With the Six, our Cups have been transformed from a vessel that holds water to one that holds flowers. This reminds us that the power of love can rejuvenate us, it can also serve as the vessel through which new life can grow outside of ourselves. We experience this every time we perform an act of generosity or kindness for someone, no matter how seemingly trivial; we do these things not in our own self-interest but in faith that every positive emanation we ever make resonates across all of Creation for all time, and helps to restore harmony to the cosmos. This requires faith that is childlike in its simplicity, but as we have been told by one of God’s greatest messengers, we must “be as little children” before we can enter the kingdom of heaven.

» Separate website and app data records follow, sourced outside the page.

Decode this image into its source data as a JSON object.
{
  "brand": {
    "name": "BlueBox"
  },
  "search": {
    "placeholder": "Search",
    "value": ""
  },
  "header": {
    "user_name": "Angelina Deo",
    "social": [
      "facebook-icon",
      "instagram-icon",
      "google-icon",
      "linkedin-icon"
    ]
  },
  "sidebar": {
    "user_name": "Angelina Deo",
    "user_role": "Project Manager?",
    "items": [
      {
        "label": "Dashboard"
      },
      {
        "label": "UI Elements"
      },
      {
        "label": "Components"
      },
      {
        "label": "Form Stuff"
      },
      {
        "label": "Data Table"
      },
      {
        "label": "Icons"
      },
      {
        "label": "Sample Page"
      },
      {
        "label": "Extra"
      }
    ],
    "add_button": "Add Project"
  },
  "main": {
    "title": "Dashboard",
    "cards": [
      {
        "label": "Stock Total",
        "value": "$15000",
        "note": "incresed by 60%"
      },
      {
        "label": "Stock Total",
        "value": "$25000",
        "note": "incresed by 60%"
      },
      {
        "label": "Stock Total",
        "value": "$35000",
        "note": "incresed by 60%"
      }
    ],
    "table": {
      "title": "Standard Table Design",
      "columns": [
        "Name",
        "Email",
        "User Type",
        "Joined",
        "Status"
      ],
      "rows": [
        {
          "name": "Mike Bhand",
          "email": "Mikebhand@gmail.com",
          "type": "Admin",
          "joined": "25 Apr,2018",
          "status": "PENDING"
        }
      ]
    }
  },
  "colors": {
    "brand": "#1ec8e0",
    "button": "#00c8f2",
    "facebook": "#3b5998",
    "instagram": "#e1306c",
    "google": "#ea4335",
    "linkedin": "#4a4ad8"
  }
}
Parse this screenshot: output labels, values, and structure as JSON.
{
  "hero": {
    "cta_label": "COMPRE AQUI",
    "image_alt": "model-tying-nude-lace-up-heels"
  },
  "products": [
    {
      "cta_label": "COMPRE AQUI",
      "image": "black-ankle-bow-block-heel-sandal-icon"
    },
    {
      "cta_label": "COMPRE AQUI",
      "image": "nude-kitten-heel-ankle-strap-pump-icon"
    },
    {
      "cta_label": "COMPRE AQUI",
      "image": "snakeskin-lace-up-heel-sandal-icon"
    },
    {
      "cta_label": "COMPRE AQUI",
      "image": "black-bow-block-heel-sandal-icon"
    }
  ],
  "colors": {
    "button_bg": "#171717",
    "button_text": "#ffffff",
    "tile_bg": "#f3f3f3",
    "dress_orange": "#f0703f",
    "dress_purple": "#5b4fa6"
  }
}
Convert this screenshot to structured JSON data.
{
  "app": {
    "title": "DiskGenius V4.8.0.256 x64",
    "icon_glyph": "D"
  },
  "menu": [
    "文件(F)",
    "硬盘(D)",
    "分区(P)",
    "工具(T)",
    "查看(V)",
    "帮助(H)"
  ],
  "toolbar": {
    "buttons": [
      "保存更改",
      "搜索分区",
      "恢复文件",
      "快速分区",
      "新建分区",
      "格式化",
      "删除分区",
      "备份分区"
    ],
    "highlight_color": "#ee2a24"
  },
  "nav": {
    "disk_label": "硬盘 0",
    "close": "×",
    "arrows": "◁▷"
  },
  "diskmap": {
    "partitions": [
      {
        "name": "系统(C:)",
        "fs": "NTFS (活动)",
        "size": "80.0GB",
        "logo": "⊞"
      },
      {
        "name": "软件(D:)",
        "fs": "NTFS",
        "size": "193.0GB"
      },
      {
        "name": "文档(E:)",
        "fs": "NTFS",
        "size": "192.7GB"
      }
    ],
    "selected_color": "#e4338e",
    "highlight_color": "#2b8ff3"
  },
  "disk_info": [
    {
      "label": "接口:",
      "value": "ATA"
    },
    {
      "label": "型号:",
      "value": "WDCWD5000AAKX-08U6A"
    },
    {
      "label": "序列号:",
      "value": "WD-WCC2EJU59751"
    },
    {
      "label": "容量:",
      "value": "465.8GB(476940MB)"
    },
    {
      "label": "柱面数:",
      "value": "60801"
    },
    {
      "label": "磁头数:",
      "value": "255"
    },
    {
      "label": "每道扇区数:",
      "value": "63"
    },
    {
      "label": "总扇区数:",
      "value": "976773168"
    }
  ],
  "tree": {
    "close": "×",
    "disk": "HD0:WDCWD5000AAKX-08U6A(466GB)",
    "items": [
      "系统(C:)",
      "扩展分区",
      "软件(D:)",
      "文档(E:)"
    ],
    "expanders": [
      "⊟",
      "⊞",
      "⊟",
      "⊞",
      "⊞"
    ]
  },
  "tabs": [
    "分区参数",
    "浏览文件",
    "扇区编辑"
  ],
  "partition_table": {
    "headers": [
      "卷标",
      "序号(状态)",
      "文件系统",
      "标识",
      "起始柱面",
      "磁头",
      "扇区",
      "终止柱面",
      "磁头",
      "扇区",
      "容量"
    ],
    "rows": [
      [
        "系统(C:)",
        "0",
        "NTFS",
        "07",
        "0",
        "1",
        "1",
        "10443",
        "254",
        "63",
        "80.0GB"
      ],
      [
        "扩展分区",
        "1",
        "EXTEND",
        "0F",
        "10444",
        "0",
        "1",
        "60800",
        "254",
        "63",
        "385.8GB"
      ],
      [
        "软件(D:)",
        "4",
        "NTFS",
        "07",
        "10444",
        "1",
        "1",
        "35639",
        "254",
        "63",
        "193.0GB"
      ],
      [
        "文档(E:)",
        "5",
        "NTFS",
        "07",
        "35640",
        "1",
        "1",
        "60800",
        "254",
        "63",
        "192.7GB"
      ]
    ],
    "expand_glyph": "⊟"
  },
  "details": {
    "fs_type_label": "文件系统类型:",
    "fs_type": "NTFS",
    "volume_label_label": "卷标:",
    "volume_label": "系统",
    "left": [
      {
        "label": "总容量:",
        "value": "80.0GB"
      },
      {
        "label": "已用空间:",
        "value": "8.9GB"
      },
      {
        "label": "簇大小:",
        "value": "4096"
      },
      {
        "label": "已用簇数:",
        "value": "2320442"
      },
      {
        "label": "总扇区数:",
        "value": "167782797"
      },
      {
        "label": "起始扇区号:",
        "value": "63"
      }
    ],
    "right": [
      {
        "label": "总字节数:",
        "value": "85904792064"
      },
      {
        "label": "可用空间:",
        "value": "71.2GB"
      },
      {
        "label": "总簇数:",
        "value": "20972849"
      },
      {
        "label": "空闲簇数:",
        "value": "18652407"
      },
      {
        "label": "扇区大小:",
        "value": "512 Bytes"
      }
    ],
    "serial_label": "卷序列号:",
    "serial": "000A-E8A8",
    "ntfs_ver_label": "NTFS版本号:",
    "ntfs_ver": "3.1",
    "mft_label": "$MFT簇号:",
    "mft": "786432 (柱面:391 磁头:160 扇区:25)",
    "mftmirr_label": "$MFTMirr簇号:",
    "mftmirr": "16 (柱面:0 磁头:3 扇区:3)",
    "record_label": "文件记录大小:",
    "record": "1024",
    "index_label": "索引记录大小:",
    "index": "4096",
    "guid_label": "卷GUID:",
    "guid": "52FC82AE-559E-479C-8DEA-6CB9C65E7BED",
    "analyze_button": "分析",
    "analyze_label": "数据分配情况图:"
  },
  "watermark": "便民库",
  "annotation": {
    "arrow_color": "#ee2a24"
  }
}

Only a handful of cards in the Tarot contain images of children, and of them, this is the only one that shows the act of giving. It suggests that charity and mercy are instinctual to us—we are born with these traits, in other words, and we only lose sight of them as our egos develop and we begin to think of ourselves as separate from the rest of humankind. The Six is indeed a card of innocence and purity—as embodied in the white flowers—and it advises us to reflect on occasion and ask ourselves how we can regain some of that innocence again and see the interconnectedness of all things. Of course, we can make the mistake of over-romanticizing our childhoods—and most of us do, at one time or another—but we can reclaim some of that magic by doing right by each other instead of fighting each other.
This is Tiphareth in Briah, the station on the Tree where God’s love and man’s highest aspirations meet and compliment each other: It is the downward-facing and the upward-facing triangles that form the magic star, the magen David in the House of Divine Love. The house behind the children has six windows, as does the tower to the left, and the five-petaled flowers stand for the five senses of man. It reminds us of what we discussed with the Ace—only now, we are asked to pour all of ourselves, and all of our faculties, into the selfless act of love. There is nothing to fear or doubt in this task, for we are protected always; just as the sentry in the background watches over the children, so too our “heavenly sentry” will guard us from harm.
Meanings of this card can include: Childhood memories, childhood wisdom, mercy and charity, “the past recaptured,” innocence regained, memories or nostalgia, or love in all its aspects; but also delusions of childhood, innocence lost, forgetfulness, miserliness, lessons of the past forgotten, or separation from humanity. “Suffer little children, forbid them not; for of such is the kingdom of heaven.”